What the task requires |
Give back all of the data exactly. Leave nothing out.

________________________________________

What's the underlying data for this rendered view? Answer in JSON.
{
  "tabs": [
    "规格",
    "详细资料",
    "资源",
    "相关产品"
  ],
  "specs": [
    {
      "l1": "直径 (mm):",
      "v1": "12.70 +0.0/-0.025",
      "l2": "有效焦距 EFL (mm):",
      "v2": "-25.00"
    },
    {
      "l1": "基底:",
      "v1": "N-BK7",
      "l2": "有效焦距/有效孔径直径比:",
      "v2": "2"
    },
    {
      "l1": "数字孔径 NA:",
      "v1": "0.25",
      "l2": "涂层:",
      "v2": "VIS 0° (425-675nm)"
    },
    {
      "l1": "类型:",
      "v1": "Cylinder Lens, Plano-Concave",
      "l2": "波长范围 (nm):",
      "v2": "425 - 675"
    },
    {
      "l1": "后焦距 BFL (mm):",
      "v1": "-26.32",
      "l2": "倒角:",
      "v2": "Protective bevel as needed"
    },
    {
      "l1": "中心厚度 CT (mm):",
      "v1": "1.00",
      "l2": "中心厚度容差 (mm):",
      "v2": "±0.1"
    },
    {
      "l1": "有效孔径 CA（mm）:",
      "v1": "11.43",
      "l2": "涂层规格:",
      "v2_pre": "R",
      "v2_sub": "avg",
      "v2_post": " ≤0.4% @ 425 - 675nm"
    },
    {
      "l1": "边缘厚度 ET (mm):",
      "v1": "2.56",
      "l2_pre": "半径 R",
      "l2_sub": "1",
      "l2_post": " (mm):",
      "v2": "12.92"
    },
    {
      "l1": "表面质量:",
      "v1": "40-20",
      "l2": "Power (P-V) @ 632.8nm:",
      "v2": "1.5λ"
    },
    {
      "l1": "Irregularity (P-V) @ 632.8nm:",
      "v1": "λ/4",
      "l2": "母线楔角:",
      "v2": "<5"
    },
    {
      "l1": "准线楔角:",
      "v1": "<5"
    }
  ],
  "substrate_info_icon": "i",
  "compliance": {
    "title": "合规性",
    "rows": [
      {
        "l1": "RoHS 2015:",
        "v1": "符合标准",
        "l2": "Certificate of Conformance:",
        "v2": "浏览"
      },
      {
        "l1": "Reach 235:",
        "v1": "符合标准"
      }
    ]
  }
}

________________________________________

Your solution |
What's the underlying data for this rendered view? Answer in JSON.
{
  "tabs": [
    "规格",
    "详细资料",
    "资源",
    "相关产品"
  ],
  "specs": [
    {
      "l1": "直径 (mm):",
      "v1": "12.70 +0.0/-0.025",
      "l2": "有效焦距 EFL (mm):",
      "v2": "-25.00"
    },
    {
      "l1": "基底:",
      "v1": "N-BK7",
      "l2": "有效焦距/有效孔径直径比:",
      "v2": "2"
    },
    {
      "l1": "数字孔径 NA:",
      "v1": "0.25",
      "l2": "涂层:",
      "v2": "VIS 0° (425-675nm)"
    },
    {
      "l1": "类型:",
      "v1": "Cylinder Lens, Plano-Concave",
      "l2": "波长范围 (nm):",
      "v2": "425 - 675"
    },
    {
      "l1": "后焦距 BFL (mm):",
      "v1": "-26.32",
      "l2": "倒角:",
      "v2": "Protective bevel as needed"
    },
    {
      "l1": "中心厚度 CT (mm):",
      "v1": "1.00",
      "l2": "中心厚度容差 (mm):",
      "v2": "±0.1"
    },
    {
      "l1": "有效孔径 CA（mm）:",
      "v1": "11.43",
      "l2": "涂层规格:",
      "v2_pre": "R",
      "v2_sub": "avg",
      "v2_post": " ≤0.4% @ 425 - 675nm"
    },
    {
      "l1": "边缘厚度 ET (mm):",
      "v1": "2.56",
      "l2_pre": "半径 R",
      "l2_sub": "1",
      "l2_post": " (mm):",
      "v2": "12.92"
    },
    {
      "l1": "表面质量:",
      "v1": "40-20",
      "l2": "Power (P-V) @ 632.8nm:",
      "v2": "1.5λ"
    },
    {
      "l1": "Irregularity (P-V) @ 632.8nm:",
      "v1": "λ/4",
      "l2": "母线楔角:",
      "v2": "<5"
    },
    {
      "l1": "准线楔角:",
      "v1": "<5"
    }
  ],
  "substrate_info_icon": "i",
  "compliance": {
    "title": "合规性",
    "rows": [
      {
        "l1": "RoHS 2015:",
        "v1": "符合标准",
        "l2": "Certificate of Conformance:",
        "v2": "浏览"
      },
      {
        "l1": "Reach 235:",
        "v1": "符合标准"
      }
    ]
  }
}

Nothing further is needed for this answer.